“Some of the key features of those plans include social health insurance to increase access to healthcare, a reduced role for the Ministry of Health in service delivery, more delegation of authority to provincial and district levels, and promoting more public-private partnerships (PPPs)”, the researchers wrote.


What this meant was that whoever could afford to buy or start a private hospital in the country would not only have government support, but would also benefit from all the perks offered to international investors.

The Bretton Woods institution itself was not a neutral observer in this future, which is now our present.

Through its private equity fund, the International Finance Corporation, the World Bank is a direct player, and part owner, of several private healthcare facilities in the country.

It owns them both directly, according to a list on its website going back to 2000 and that mostly includes non-healthcare companies, or through other funds.

The Dutch-based PE firm, Investment Fund for Health in Africa (IFHA), not only counts the IFC as one of its investors, but also the Big Pharma company Pfizer, as well as Africa Development Bank and European Investment Bank.

By replicating this complicated structure, the World Bank, pharmaceuticals, and other global financiers effectively own a large chunk of the private healthcare sector in Kenya.

IFHA, for example, owns part of AAR Group, and CarePay Limited, the company that built M-Tiba.


It first invested $750 million in 2010 to buy a fifth of AAR Group; three years later, World Bank’s IFC directly bought its own stake for 340 million, of which its PE fund (IFHA) also bought another chunk.

Like many other similar structures, AAR has been on a massive expansion drive as a direct result.

To save costs on investing taxes in healthcare, amidst several corruption scandals and unanswered audit queries going back years, the Ministry of Health has encouraged private hospital funding and expansion.

Just last October, Health Cabinet Secretary Sicily Kariuki told an EAC gathering that Kenya is still open for more private healthcare providers.

“We recognise that our health systems are closely interlinked and the only way is to strengthen our governance systems for the health sector to realise efficiency and value for money,” she said.

“The healthcare [sector] is set to grow USD 65 billion & Kenya is open to private sector investment in healthcare,” Ms Kariuki said a month later at a diaspora event.

While investment in healthcare is a good thing, no one seems to be working to ensure that patients get affordable, necessary (and only necessary) care.


Instead, private hospitals have built their own ways of working, which are often about getting as much money as they can from each person who walks through their doors.

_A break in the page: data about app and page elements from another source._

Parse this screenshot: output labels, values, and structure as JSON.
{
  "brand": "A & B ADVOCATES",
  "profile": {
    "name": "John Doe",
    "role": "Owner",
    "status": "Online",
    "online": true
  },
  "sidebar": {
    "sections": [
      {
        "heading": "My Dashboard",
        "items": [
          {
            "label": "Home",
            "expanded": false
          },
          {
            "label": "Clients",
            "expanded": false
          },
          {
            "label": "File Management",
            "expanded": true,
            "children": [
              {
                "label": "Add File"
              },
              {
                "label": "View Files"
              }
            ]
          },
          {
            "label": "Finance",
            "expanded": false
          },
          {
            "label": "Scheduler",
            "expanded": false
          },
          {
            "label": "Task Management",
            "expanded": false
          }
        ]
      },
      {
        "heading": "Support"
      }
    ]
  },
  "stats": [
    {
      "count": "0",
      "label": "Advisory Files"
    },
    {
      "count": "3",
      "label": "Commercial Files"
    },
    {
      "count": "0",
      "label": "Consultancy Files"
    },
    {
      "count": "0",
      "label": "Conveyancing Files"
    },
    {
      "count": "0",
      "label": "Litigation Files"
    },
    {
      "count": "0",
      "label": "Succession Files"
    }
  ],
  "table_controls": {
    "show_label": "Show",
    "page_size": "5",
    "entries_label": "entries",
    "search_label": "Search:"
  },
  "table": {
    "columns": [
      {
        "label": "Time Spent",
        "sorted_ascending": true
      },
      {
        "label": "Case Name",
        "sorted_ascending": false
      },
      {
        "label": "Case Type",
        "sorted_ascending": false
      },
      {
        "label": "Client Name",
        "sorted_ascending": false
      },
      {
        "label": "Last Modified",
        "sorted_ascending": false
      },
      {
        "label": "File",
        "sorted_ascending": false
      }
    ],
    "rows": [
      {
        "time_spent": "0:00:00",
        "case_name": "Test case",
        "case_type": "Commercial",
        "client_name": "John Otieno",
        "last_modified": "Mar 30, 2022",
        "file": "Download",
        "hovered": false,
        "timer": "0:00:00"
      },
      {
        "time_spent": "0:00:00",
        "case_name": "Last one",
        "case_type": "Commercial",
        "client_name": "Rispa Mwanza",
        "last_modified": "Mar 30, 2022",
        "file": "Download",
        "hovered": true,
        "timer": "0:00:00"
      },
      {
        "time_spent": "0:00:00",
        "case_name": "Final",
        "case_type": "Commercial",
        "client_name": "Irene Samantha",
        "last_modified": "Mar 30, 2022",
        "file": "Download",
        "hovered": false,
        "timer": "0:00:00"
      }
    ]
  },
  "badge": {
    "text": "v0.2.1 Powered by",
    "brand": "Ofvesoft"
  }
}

With corporate pressure to meet revenue targets, and the hospital as first a business before anything else, managers push clinical staff to do unethical and unsavoury things like admitting patients for whom a simple injection and good wishes would have been enough.

While Madaga lay dying in an ambulance, the system that should have huddled to save his life did not fail.

It worked exactly as it had been built, to see him not as a patient in need of critical care, but as a customer who did not have money to pay for the service of helping him.

He died on an ICU bed that was offered to him when, in retrospect, the damage was already done.

And not even on those long dark hours in October 2015, but long long before.

There have been many Madagas in Kenya, denied their human and constitutional rights to have a healthcare system that is pro-people before anything else. Something needs to give.